© 2022 Western New York Public Broadcasting Association

140 Lower Terrace
Buffalo, NY 14202

Mailing Address:
Horizons Plaza P.O. Box 1263
Buffalo, NY 14240-1263

Buffalo Toronto Public Media | Phone 716-845-7000
WBFO Newsroom | Phone: 716-845-7040
Your NPR Station
Play Live Radio
Next Up:
0:00
0:00
Available On Air Stations
Donate Today Banner

Safer opioid packaging urged after Brighton baby fatally overdoses on stray pill

Maisie Gillan died after swallowing a methadone pill on the floor of her neighbors' home.
Provided
/
Maisie Gillan died after swallowing a methadone pill on the floor of her neighbors' home.
Maisie Gillan died after swallowing a methadone pill on the floor of her neighbors' home.
Credit Provided
/
Maisie Gillan died after swallowing a methadone pill on the floor of her neighbors' home.

Maisie Gillan was 9 months old when she happened upon a stray prescription methadone pill on the floor of her neighbors' home, swallowed it, and died a few hours later. After losing their baby girl, a couple from Brighton is asking the FDA to make changes in how opioids are packaged. WXXI’s James Brown has more

The story of her fatal overdose in January made national news and, on Monday, brought Sen. Charles Schumer to her Brighton home to push the Food and Drug Administration to enhance the safety of opioid packaging. 

Specifically, Schumer urged the FDA to require that all types and doses of opioid pills be distributed in so-called blister packages -- a laminated piece of foil the holds individually sealed capsules in a tiny plastic pouch. 

Dispensing pills from a blister pack can be challenging for any user, particularly elderly people. But the packaging reduces the likelihood of children getting into the pills and spills that can occur when loose pills are distributed in prescription bottles. 

Police traced the methadone pill that Maisie ingested to a 75-year-old woman who had visited the neighbors' home a few days before Maisie. They theorized the woman, who was prescribed the medication, unwittingly dropped a pill from her bottle as she dispensed it for her own use. 

A new law adopted last year to curb opioid addiction gave the FDA the authority to require special packaging for opioids that pose a risk of abuse. 

The law does not specify what type of packaging. But the FDA has proposed requiring opioid manufacturers to supply five-, 10- and 15-count blister packs for opioids commonly prescribed for short-term pain relief following surgery. 

From left, MaryBeth and Adam Gillan and Sen. Charles Schumer talk about the need for blister packs for opioids.
Credit James Brown/WXXI News
/
From left, MaryBeth and Adam Gillan and Sen. Charles Schumer talk about the need for blister packs for opioids.

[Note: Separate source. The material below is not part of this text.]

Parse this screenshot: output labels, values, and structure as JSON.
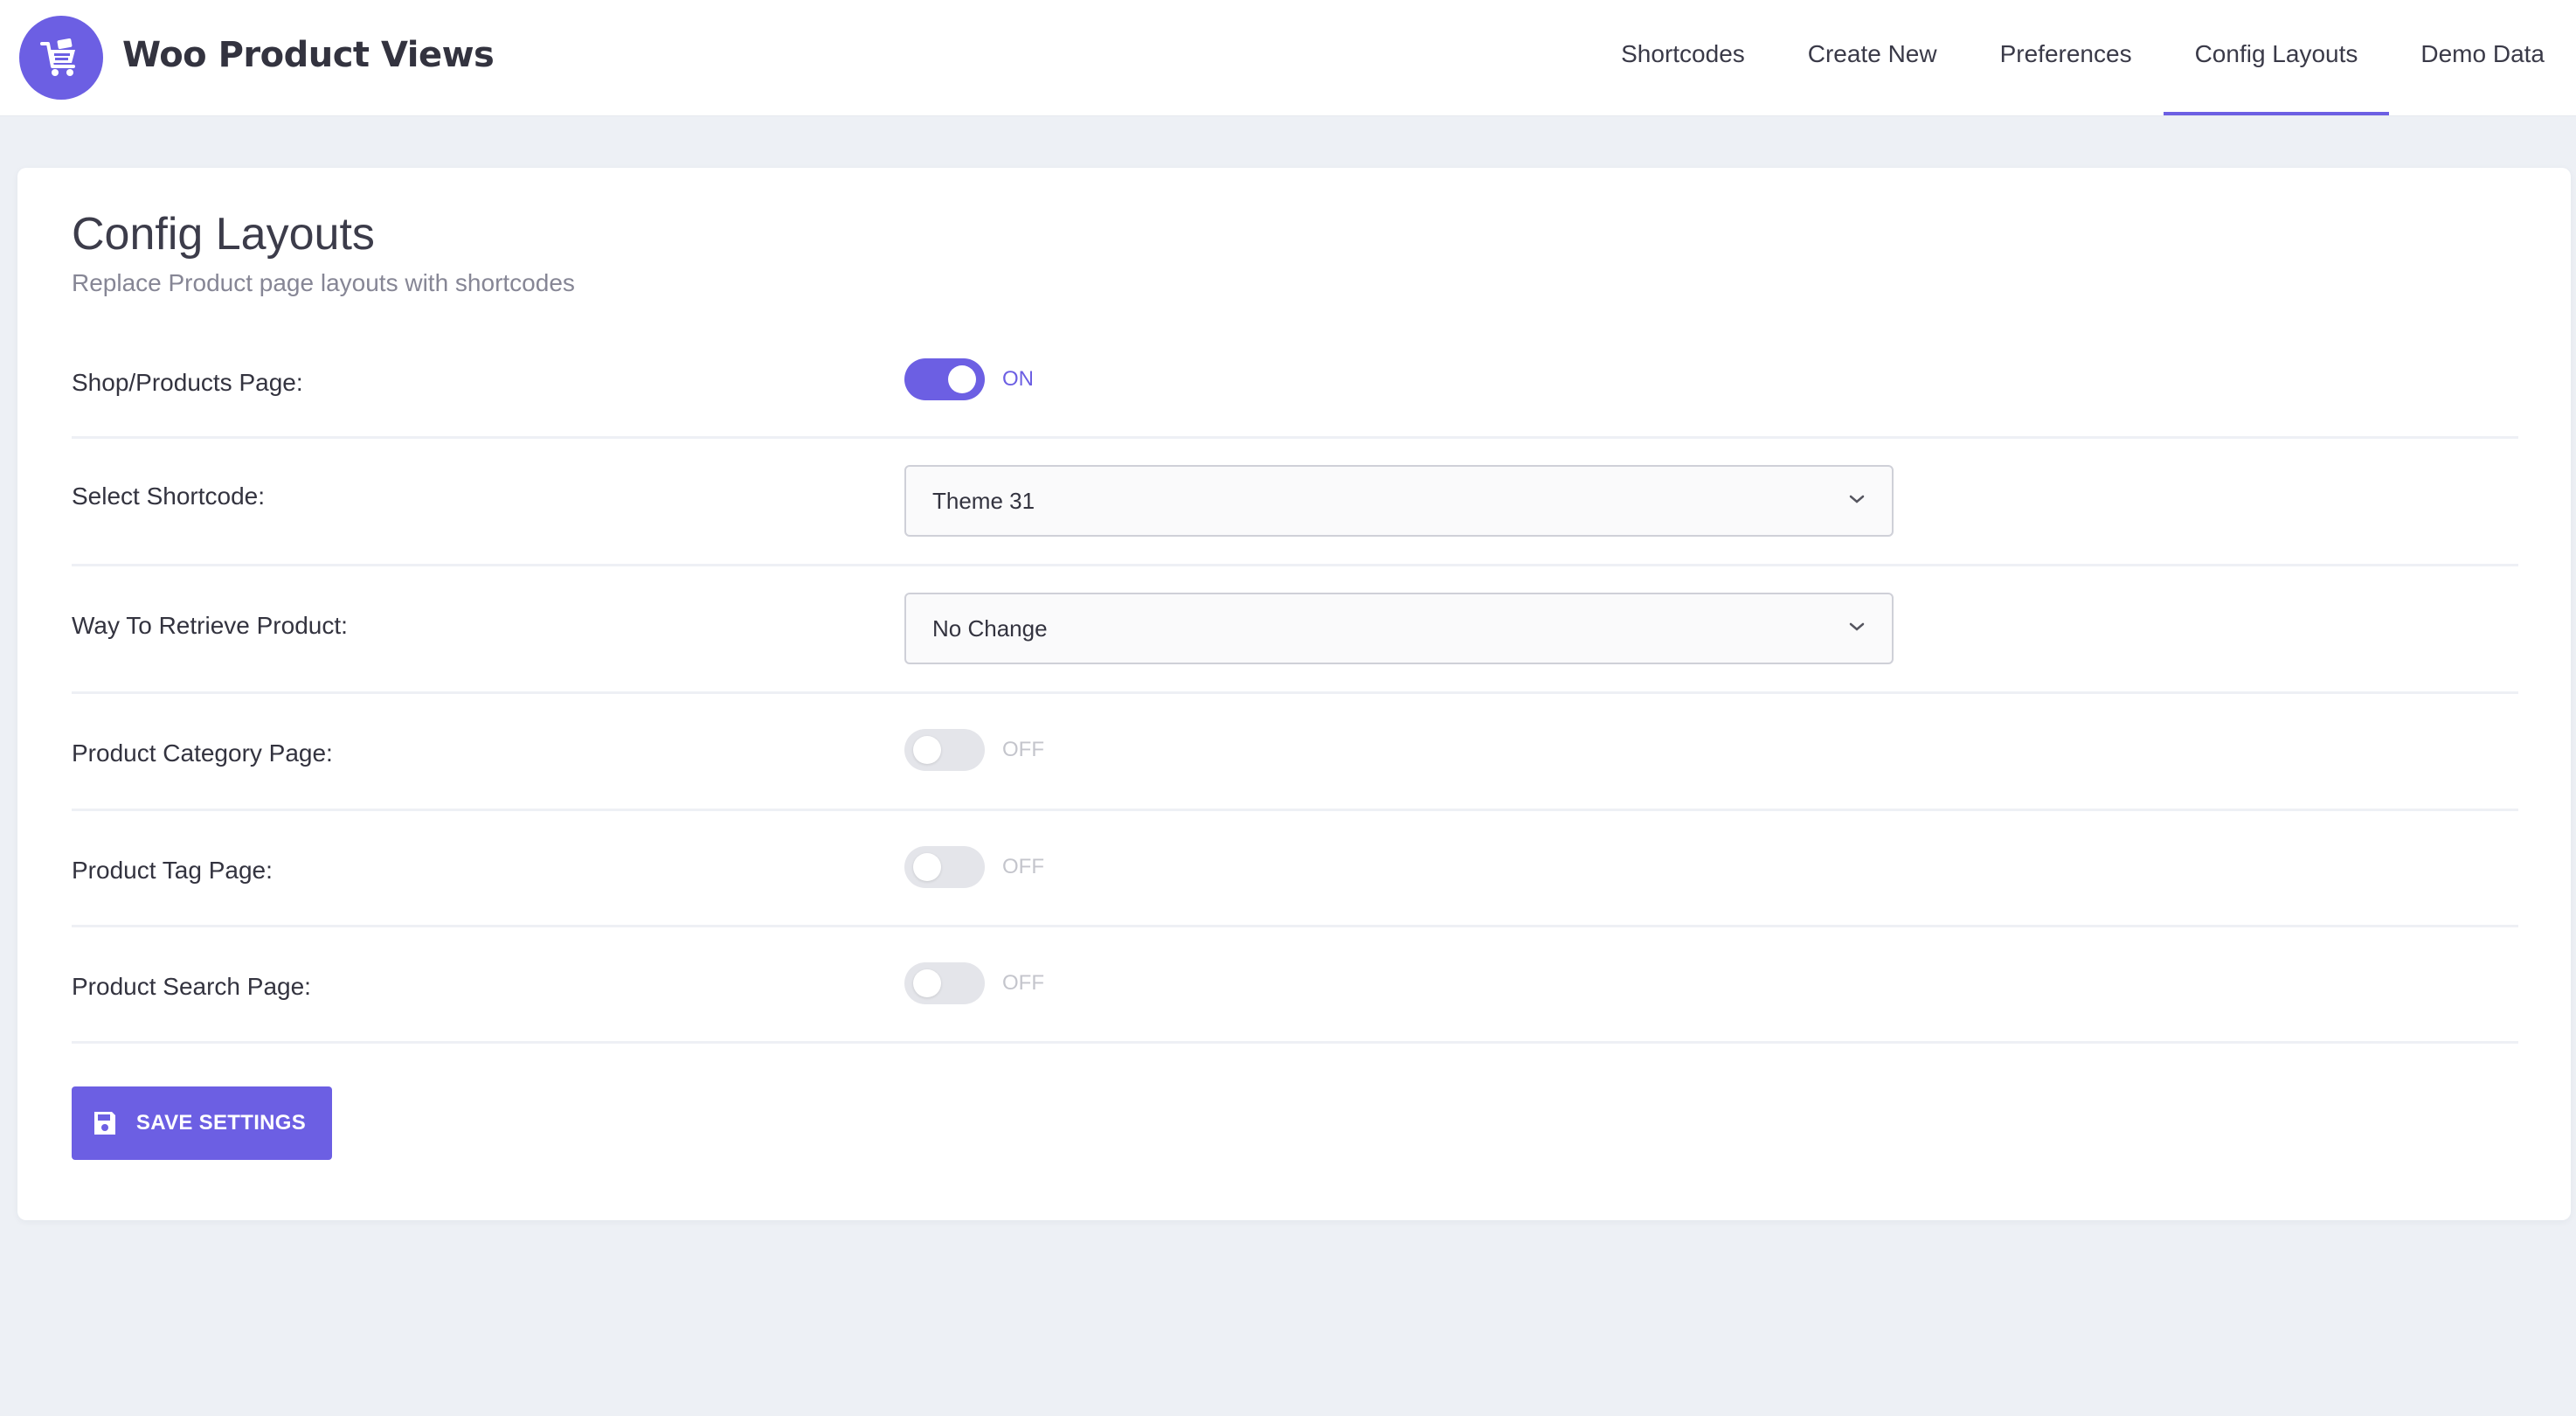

Schumer said the FDA should go further and require all opioids be distributed in blister packs. He released a letter he wrote to the agency urging it to take action.

"The effort to do it is small, and the benefit is huge," Schumer said. "It should an easy thing to do, and I hope the FDA will hear our plea and get it done right away."

He spoke from the living room of Maisie's parents, Adam and MaryBeth Gillan, the latter of whom was nine months pregnant and scheduled to be induced later in the day. 

"To MaryBeth and I, this is a matter of life and death," Adam said. "For other parents, we do believe it should scare you. We don't want to coy about that. It happened to us, it can happen to others." 

David Andreatta is CITY's editor. He can be reached at dandreatta@rochester-citynews.com.

Copyright 2019 WXXI News

Before coming to WXXI News, James spent a decade in marketing communications, while freelance writing for Rochester City Newspaper. While at City, his reporting focused primarily on arts and entertainment.
David Andreatta